  8. 8.
    Dahlstedt K, Jensen HJ (2001) J Phys A 34:11193; [Inspec] [ISI]Google Scholar
  9. 9.
    Dean DS, Majumdar SN (2001) Phys Rev E 64:046121ADSGoogle Scholar
  10. 10.
    Eichner JF, Kantelhardt JW, Bunde A, Havlin S (2006) Phys Rev E 73:016130ADSGoogle Scholar
  11. 11.
    Embrechts P, Klüppelberg C, Mikosch T, Karatzas I, Yor M (eds) (1997) Modelling extremal events. Springer, BerlinGoogle Scholar
  12. 12.
    Finkenstadt B, Rootzen H (2004) Extreme values in finance, telecommunications, and the environment. Chapman and Hall/CRC Press, LondonGoogle Scholar
  13. 13.
    Galambos J (1978) The asymptotic theory of extreme order statistics. Wiley, New YorkzbMATHGoogle Scholar
  14. 14.
    Galambos J, Lechner J, Simin E (eds) (1994) Extreme value theory and applications. Kluwer, DordrechtzbMATHGoogle Scholar
  15. 15.
    Gnedenko BV (1998) Theory of probability. CRC, Boca Raton, FLGoogle Scholar
  16. 16.
    Guclu H, Korniss G (2004) Phys Rev E 69:065104(R)ADSGoogle Scholar
  17. 17.
    Gumbel EJ (1958) Statistics of extremes. Columbia University Press, New YorkzbMATHGoogle Scholar
  18. 18.
    Leadbetter MR, Lindgren G, Rootzen H (1983) Extremes and related properties of random sequences and processes.
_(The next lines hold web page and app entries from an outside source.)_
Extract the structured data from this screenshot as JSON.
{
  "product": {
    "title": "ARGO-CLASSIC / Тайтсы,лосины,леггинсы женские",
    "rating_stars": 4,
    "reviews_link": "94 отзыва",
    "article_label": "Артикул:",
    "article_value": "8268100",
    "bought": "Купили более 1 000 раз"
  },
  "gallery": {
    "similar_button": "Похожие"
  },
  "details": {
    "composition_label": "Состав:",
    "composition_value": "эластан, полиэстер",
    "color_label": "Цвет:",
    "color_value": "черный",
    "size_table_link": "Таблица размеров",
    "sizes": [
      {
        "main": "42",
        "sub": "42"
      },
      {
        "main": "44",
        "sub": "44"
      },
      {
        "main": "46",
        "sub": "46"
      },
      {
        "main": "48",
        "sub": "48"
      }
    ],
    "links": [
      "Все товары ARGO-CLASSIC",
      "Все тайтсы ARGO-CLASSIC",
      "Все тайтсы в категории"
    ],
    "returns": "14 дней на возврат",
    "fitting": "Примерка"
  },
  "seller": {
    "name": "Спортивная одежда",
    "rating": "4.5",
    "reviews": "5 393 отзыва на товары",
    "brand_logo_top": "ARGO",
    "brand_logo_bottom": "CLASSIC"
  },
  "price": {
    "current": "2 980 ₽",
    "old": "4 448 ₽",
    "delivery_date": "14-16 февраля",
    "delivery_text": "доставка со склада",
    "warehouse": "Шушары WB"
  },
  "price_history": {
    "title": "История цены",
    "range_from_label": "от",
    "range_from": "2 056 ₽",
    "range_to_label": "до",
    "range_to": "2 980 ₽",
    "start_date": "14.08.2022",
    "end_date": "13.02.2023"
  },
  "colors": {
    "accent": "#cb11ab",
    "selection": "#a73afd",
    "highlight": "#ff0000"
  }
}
Springer, New YorkzbMATHGoogle Scholar
  19. 19.
    Majumdar SN, Comtet A (2004) Phys Rev Lett 92:225501; J Stat Phys 119, 777 (2005)Google Scholar
  20. 20.
    Raychaudhuri S, Cranston M, Przybyla C, Shapir Y (2001) Phys Rev Lett 87:136101ADSGoogle Scholar
  21. 21.
    Reiss RD, Thomas M (2001) Statistical analysis of extreme values: with applications to insurance, finance, hydrology, and other fields. Birkhäuser, BaselGoogle Scholar
  22. 22.
    Smith RL (2003) Statistics of extremes, with applications in environment, insurance and finance, chap 1. In: Statistical analysis of extreme values: with applications to insurance, finance, hydrology, and other fields. Birkhäuser, BaselGoogle Scholar
  23. 23.
    Smith RL, Tawn JA, Yuen HK (1990) Statistics of multivariate extremes. Int Stat Rev 58:47zbMATHGoogle Scholar
  24. 24.
    v. Storch H, Zwiers FW (2001) Statistical analysis in climate research. Cambridge University Press, CambridgeGoogle Scholar

Copyright information

© Springer-Verlag 2009

Authors and Affiliations

  • Mario Nicodemi
    • 1
  1. 1.Department of PhysicsUniversity of WarwickCoventryUK